*Description of the task*:
Write out every entry exactly; the pictures do not belong in the copy.

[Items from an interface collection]
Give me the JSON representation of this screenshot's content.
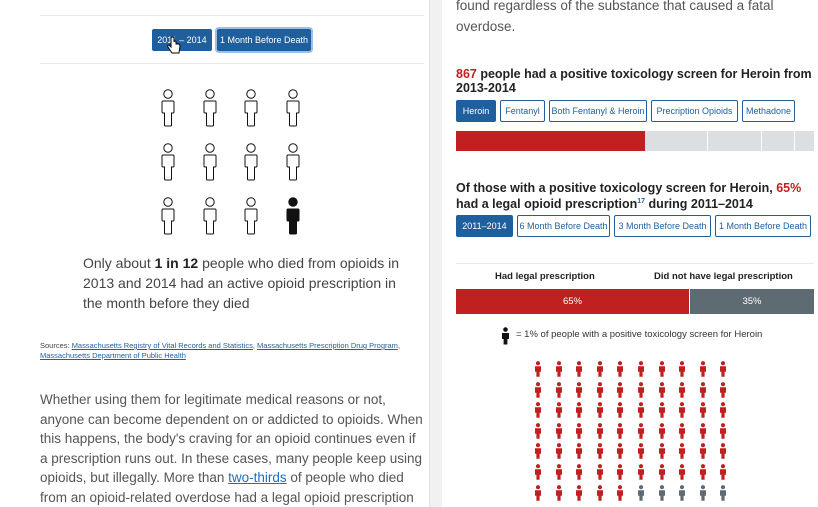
{
  "left": {
    "buttons": [
      "2011 – 2014",
      "1 Month Before Death"
    ],
    "people_grid": {
      "rows": 3,
      "cols": 4,
      "highlighted_index": 11
    },
    "stat": {
      "prefix": "Only about ",
      "bold": "1 in 12",
      "suffix": " people who died from opioids in 2013 and 2014 had an active opioid prescription in the month before they died"
    },
    "sources": {
      "label": "Sources: ",
      "links": [
        "Massachusetts Registry of Vital Records and Statistics",
        "Massachusetts Prescription Drug Program",
        "Massachusetts Department of Public Health"
      ]
    },
    "body": {
      "before_link": "Whether using them for legitimate medical reasons or not, anyone can become dependent on or addicted to opioids. When this happens, the body's craving for an opioid continues even if a prescription runs out. In these cases, many people keep using opioids, but illegally. More than ",
      "link": "two-thirds",
      "after_link": " of people who died from an opioid-related overdose had a legal opioid prescription at some"
    }
  },
  "right": {
    "top_text": "found regardless of the substance that caused a fatal overdose.",
    "h1": {
      "count": "867",
      "text_a": " people had a positive toxicology screen for ",
      "drug": "Heroin",
      "text_b": " from 2013-2014"
    },
    "substance_tabs": [
      "Heroin",
      "Fentanyl",
      "Both Fentanyl & Heroin",
      "Precription Opioids",
      "Methadone"
    ],
    "h2": {
      "text_a": "Of those with a positive toxicology screen for ",
      "drug": "Heroin,",
      "pct": "65%",
      "text_b": "had a legal opioid prescription",
      "sup": "17",
      "text_c": " during 2011–2014"
    },
    "period_tabs": [
      "2011–2014",
      "6 Month Before Death",
      "3 Month Before Death",
      "1 Month Before Death"
    ],
    "split": {
      "had_label": "Had legal prescription",
      "not_label": "Did not have legal prescription",
      "had_value": "65%",
      "not_value": "35%",
      "had_fraction": 0.65
    },
    "legend": "= 1% of people with a positive toxicology screen for Heroin",
    "colors": {
      "red": "#c0201f",
      "gray": "#5f6b73",
      "blue": "#1f5f9e"
    }
  }
}
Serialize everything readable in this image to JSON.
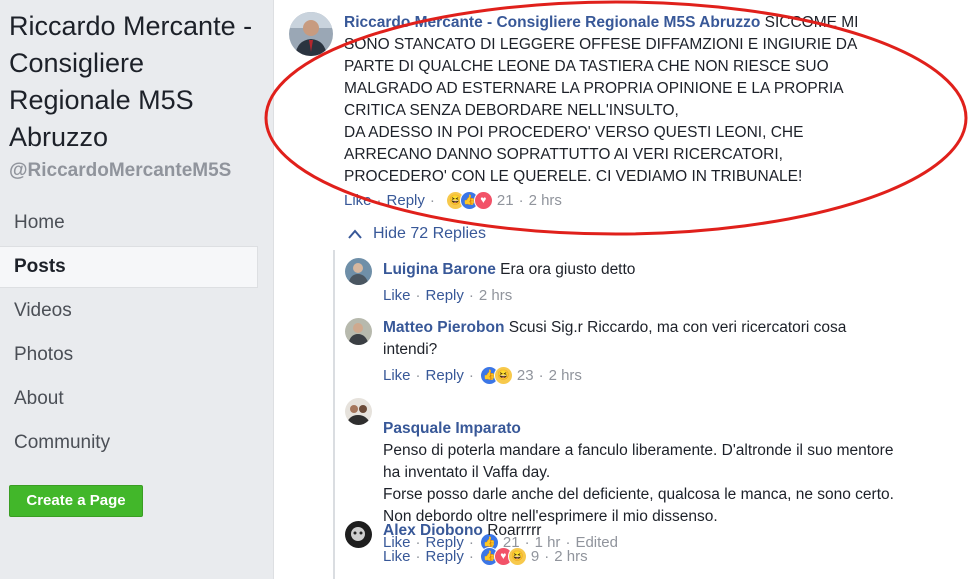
{
  "sidebar": {
    "page_name": "Riccardo Mercante - Consigliere Regionale M5S Abruzzo",
    "handle": "@RiccardoMercanteM5S",
    "nav": [
      "Home",
      "Posts",
      "Videos",
      "Photos",
      "About",
      "Community"
    ],
    "active_nav": "Posts",
    "create_page_label": "Create a Page"
  },
  "main_comment": {
    "author": "Riccardo Mercante - Consigliere Regionale M5S Abruzzo",
    "text_lines": [
      "SICCOME MI",
      "SONO STANCATO DI LEGGERE OFFESE DIFFAMZIONI E INGIURIE DA",
      "PARTE DI QUALCHE LEONE DA TASTIERA CHE NON RIESCE SUO",
      "MALGRADO AD ESTERNARE LA PROPRIA OPINIONE E LA PROPRIA",
      "CRITICA SENZA DEBORDARE NELL'INSULTO,",
      "DA ADESSO IN POI PROCEDERO' VERSO QUESTI LEONI, CHE",
      "ARRECANO DANNO SOPRATTUTTO AI VERI RICERCATORI,",
      "PROCEDERO' CON LE QUERELE. CI VEDIAMO IN TRIBUNALE!"
    ],
    "like_label": "Like",
    "reply_label": "Reply",
    "reactions": [
      "haha",
      "like",
      "love"
    ],
    "reaction_count": "21",
    "time": "2 hrs"
  },
  "hide_replies_label": "Hide 72 Replies",
  "replies": [
    {
      "author": "Luigina Barone",
      "text": "Era ora giusto detto",
      "like_label": "Like",
      "reply_label": "Reply",
      "reactions": [],
      "reaction_count": "",
      "time": "2 hrs",
      "edited": ""
    },
    {
      "author": "Matteo Pierobon",
      "text": "Scusi Sig.r Riccardo, ma con veri ricercatori cosa intendi?",
      "like_label": "Like",
      "reply_label": "Reply",
      "reactions": [
        "like",
        "haha"
      ],
      "reaction_count": "23",
      "time": "2 hrs",
      "edited": ""
    },
    {
      "author": "Pasquale Imparato",
      "text": "Penso di poterla mandare a fanculo liberamente. D'altronde il suo mentore ha inventato il Vaffa day.\nForse posso darle anche del deficiente, qualcosa le manca, ne sono certo. Non debordo oltre nell'esprimere il mio dissenso.",
      "like_label": "Like",
      "reply_label": "Reply",
      "reactions": [
        "like"
      ],
      "reaction_count": "21",
      "time": "1 hr",
      "edited": "Edited"
    },
    {
      "author": "Alex Diobono",
      "text": "Roarrrrr",
      "like_label": "Like",
      "reply_label": "Reply",
      "reactions": [
        "like",
        "love",
        "haha"
      ],
      "reaction_count": "9",
      "time": "2 hrs",
      "edited": ""
    }
  ],
  "colors": {
    "link": "#385898",
    "annotation_ellipse": "#e0201b",
    "create_button": "#42b72a"
  }
}
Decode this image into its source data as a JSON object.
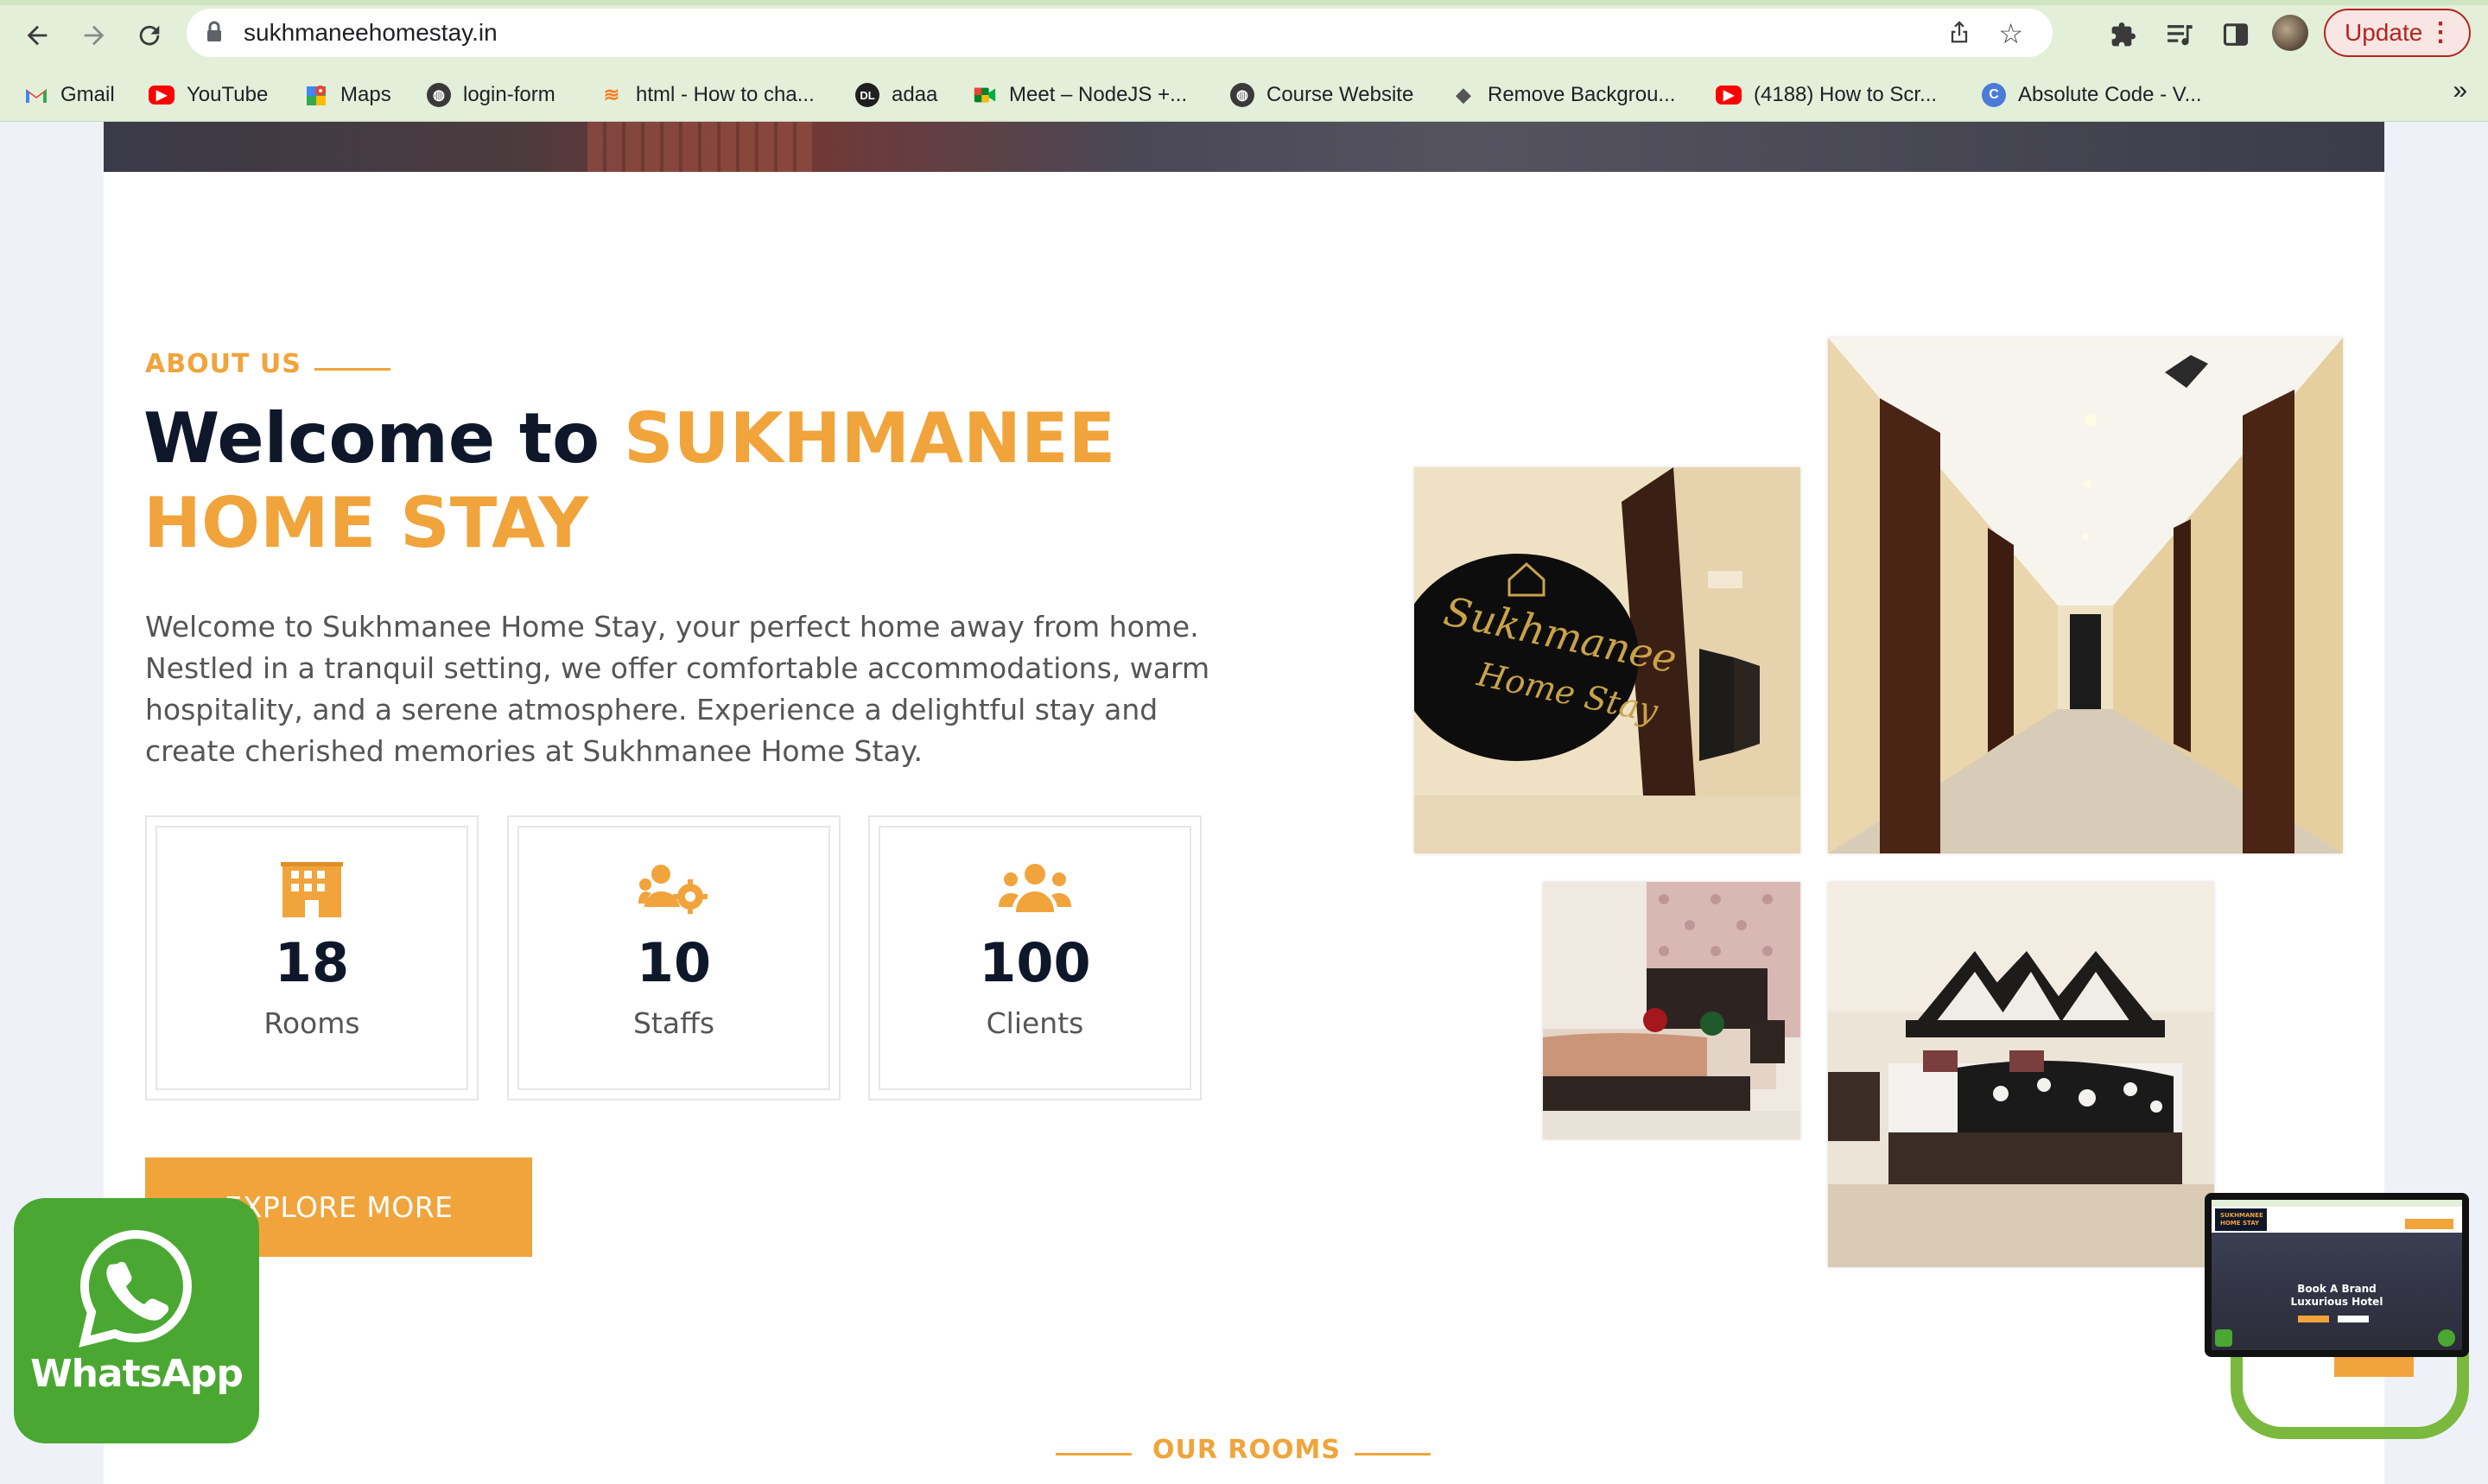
{
  "browser": {
    "url": "sukhmaneehomestay.in",
    "update_label": "Update",
    "more_bookmarks": "»",
    "bookmarks": [
      {
        "label": "Gmail",
        "icon": "gmail-icon"
      },
      {
        "label": "YouTube",
        "icon": "youtube-icon"
      },
      {
        "label": "Maps",
        "icon": "maps-icon"
      },
      {
        "label": "login-form",
        "icon": "globe-icon"
      },
      {
        "label": "html - How to cha...",
        "icon": "stackoverflow-icon"
      },
      {
        "label": "adaa",
        "icon": "adaa-icon"
      },
      {
        "label": "Meet – NodeJS +...",
        "icon": "meet-icon"
      },
      {
        "label": "Course Website",
        "icon": "globe-icon"
      },
      {
        "label": "Remove Backgrou...",
        "icon": "layers-icon"
      },
      {
        "label": "(4188) How to Scr...",
        "icon": "youtube-icon"
      },
      {
        "label": "Absolute Code - V...",
        "icon": "absolute-code-icon"
      }
    ]
  },
  "about": {
    "label": "ABOUT US",
    "title_prefix": "Welcome to ",
    "title_highlight": "SUKHMANEE HOME STAY",
    "paragraph": "Welcome to Sukhmanee Home Stay, your perfect home away from home. Nestled in a tranquil setting, we offer comfortable accommodations, warm hospitality, and a serene atmosphere. Experience a delightful stay and create cherished memories at Sukhmanee Home Stay.",
    "stats": [
      {
        "value": "18",
        "label": "Rooms",
        "icon": "hotel-icon"
      },
      {
        "value": "10",
        "label": "Staffs",
        "icon": "staff-gear-icon"
      },
      {
        "value": "100",
        "label": "Clients",
        "icon": "users-icon"
      }
    ],
    "button": "EXPLORE MORE"
  },
  "gallery": {
    "sign_text_1": "Sukhmanee",
    "sign_text_2": "Home Stay"
  },
  "rooms": {
    "label": "OUR ROOMS"
  },
  "whatsapp": {
    "label": "WhatsApp"
  },
  "pip": {
    "brand_1": "SUKHMANEE",
    "brand_2": "HOME STAY",
    "headline_1": "Book A Brand",
    "headline_2": "Luxurious Hotel"
  },
  "colors": {
    "accent": "#f0a43b",
    "dark": "#0f172b",
    "whatsapp": "#4aa832"
  }
}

*Solved problem*:
Give me the JSON representation of this screenshot's content.
{
  "left": {
    "buttons": [
      "2011 – 2014",
      "1 Month Before Death"
    ],
    "people_grid": {
      "rows": 3,
      "cols": 4,
      "highlighted_index": 11
    },
    "stat": {
      "prefix": "Only about ",
      "bold": "1 in 12",
      "suffix": " people who died from opioids in 2013 and 2014 had an active opioid prescription in the month before they died"
    },
    "sources": {
      "label": "Sources: ",
      "links": [
        "Massachusetts Registry of Vital Records and Statistics",
        "Massachusetts Prescription Drug Program",
        "Massachusetts Department of Public Health"
      ]
    },
    "body": {
      "before_link": "Whether using them for legitimate medical reasons or not, anyone can become dependent on or addicted to opioids. When this happens, the body's craving for an opioid continues even if a prescription runs out. In these cases, many people keep using opioids, but illegally. More than ",
      "link": "two-thirds",
      "after_link": " of people who died from an opioid-related overdose had a legal opioid prescription at some"
    }
  },
  "right": {
    "top_text": "found regardless of the substance that caused a fatal overdose.",
    "h1": {
      "count": "867",
      "text_a": " people had a positive toxicology screen for ",
      "drug": "Heroin",
      "text_b": " from 2013-2014"
    },
    "substance_tabs": [
      "Heroin",
      "Fentanyl",
      "Both Fentanyl & Heroin",
      "Precription Opioids",
      "Methadone"
    ],
    "h2": {
      "text_a": "Of those with a positive toxicology screen for ",
      "drug": "Heroin,",
      "pct": "65%",
      "text_b": "had a legal opioid prescription",
      "sup": "17",
      "text_c": " during 2011–2014"
    },
    "period_tabs": [
      "2011–2014",
      "6 Month Before Death",
      "3 Month Before Death",
      "1 Month Before Death"
    ],
    "split": {
      "had_label": "Had legal prescription",
      "not_label": "Did not have legal prescription",
      "had_value": "65%",
      "not_value": "35%",
      "had_fraction": 0.65
    },
    "legend": "= 1% of people with a positive toxicology screen for Heroin",
    "colors": {
      "red": "#c0201f",
      "gray": "#5f6b73",
      "blue": "#1f5f9e"
    }
  }
}
Serialize everything readable in this image to JSON.
{
  "sidebar": {
    "page_name": "Riccardo Mercante - Consigliere Regionale M5S Abruzzo",
    "handle": "@RiccardoMercanteM5S",
    "nav": [
      "Home",
      "Posts",
      "Videos",
      "Photos",
      "About",
      "Community"
    ],
    "active_nav": "Posts",
    "create_page_label": "Create a Page"
  },
  "main_comment": {
    "author": "Riccardo Mercante - Consigliere Regionale M5S Abruzzo",
    "text_lines": [
      "SICCOME MI",
      "SONO STANCATO DI LEGGERE OFFESE DIFFAMZIONI E INGIURIE DA",
      "PARTE DI QUALCHE LEONE DA TASTIERA CHE NON RIESCE SUO",
      "MALGRADO AD ESTERNARE LA PROPRIA OPINIONE E LA PROPRIA",
      "CRITICA SENZA DEBORDARE NELL'INSULTO,",
      "DA ADESSO IN POI PROCEDERO' VERSO QUESTI LEONI, CHE",
      "ARRECANO DANNO SOPRATTUTTO AI VERI RICERCATORI,",
      "PROCEDERO' CON LE QUERELE. CI VEDIAMO IN TRIBUNALE!"
    ],
    "like_label": "Like",
    "reply_label": "Reply",
    "reactions": [
      "haha",
      "like",
      "love"
    ],
    "reaction_count": "21",
    "time": "2 hrs"
  },
  "hide_replies_label": "Hide 72 Replies",
  "replies": [
    {
      "author": "Luigina Barone",
      "text": "Era ora giusto detto",
      "like_label": "Like",
      "reply_label": "Reply",
      "reactions": [],
      "reaction_count": "",
      "time": "2 hrs",
      "edited": ""
    },
    {
      "author": "Matteo Pierobon",
      "text": "Scusi Sig.r Riccardo, ma con veri ricercatori cosa intendi?",
      "like_label": "Like",
      "reply_label": "Reply",
      "reactions": [
        "like",
        "haha"
      ],
      "reaction_count": "23",
      "time": "2 hrs",
      "edited": ""
    },
    {
      "author": "Pasquale Imparato",
      "text": "Penso di poterla mandare a fanculo liberamente. D'altronde il suo mentore ha inventato il Vaffa day.\nForse posso darle anche del deficiente, qualcosa le manca, ne sono certo. Non debordo oltre nell'esprimere il mio dissenso.",
      "like_label": "Like",
      "reply_label": "Reply",
      "reactions": [
        "like"
      ],
      "reaction_count": "21",
      "time": "1 hr",
      "edited": "Edited"
    },
    {
      "author": "Alex Diobono",
      "text": "Roarrrrr",
      "like_label": "Like",
      "reply_label": "Reply",
      "reactions": [
        "like",
        "love",
        "haha"
      ],
      "reaction_count": "9",
      "time": "2 hrs",
      "edited": ""
    }
  ],
  "colors": {
    "link": "#385898",
    "annotation_ellipse": "#e0201b",
    "create_button": "#42b72a"
  }
}
Decode this image into its source data as a JSON object.
{
  "browser": {
    "url": "sukhmaneehomestay.in",
    "update_label": "Update",
    "more_bookmarks": "»",
    "bookmarks": [
      {
        "label": "Gmail",
        "icon": "gmail-icon"
      },
      {
        "label": "YouTube",
        "icon": "youtube-icon"
      },
      {
        "label": "Maps",
        "icon": "maps-icon"
      },
      {
        "label": "login-form",
        "icon": "globe-icon"
      },
      {
        "label": "html - How to cha...",
        "icon": "stackoverflow-icon"
      },
      {
        "label": "adaa",
        "icon": "adaa-icon"
      },
      {
        "label": "Meet – NodeJS +...",
        "icon": "meet-icon"
      },
      {
        "label": "Course Website",
        "icon": "globe-icon"
      },
      {
        "label": "Remove Backgrou...",
        "icon": "layers-icon"
      },
      {
        "label": "(4188) How to Scr...",
        "icon": "youtube-icon"
      },
      {
        "label": "Absolute Code - V...",
        "icon": "absolute-code-icon"
      }
    ]
  },
  "about": {
    "label": "ABOUT US",
    "title_prefix": "Welcome to ",
    "title_highlight": "SUKHMANEE HOME STAY",
    "paragraph": "Welcome to Sukhmanee Home Stay, your perfect home away from home. Nestled in a tranquil setting, we offer comfortable accommodations, warm hospitality, and a serene atmosphere. Experience a delightful stay and create cherished memories at Sukhmanee Home Stay.",
    "stats": [
      {
        "value": "18",
        "label": "Rooms",
        "icon": "hotel-icon"
      },
      {
        "value": "10",
        "label": "Staffs",
        "icon": "staff-gear-icon"
      },
      {
        "value": "100",
        "label": "Clients",
        "icon": "users-icon"
      }
    ],
    "button": "EXPLORE MORE"
  },
  "gallery": {
    "sign_text_1": "Sukhmanee",
    "sign_text_2": "Home Stay"
  },
  "rooms": {
    "label": "OUR ROOMS"
  },
  "whatsapp": {
    "label": "WhatsApp"
  },
  "pip": {
    "brand_1": "SUKHMANEE",
    "brand_2": "HOME STAY",
    "headline_1": "Book A Brand",
    "headline_2": "Luxurious Hotel"
  },
  "colors": {
    "accent": "#f0a43b",
    "dark": "#0f172b",
    "whatsapp": "#4aa832"
  }
}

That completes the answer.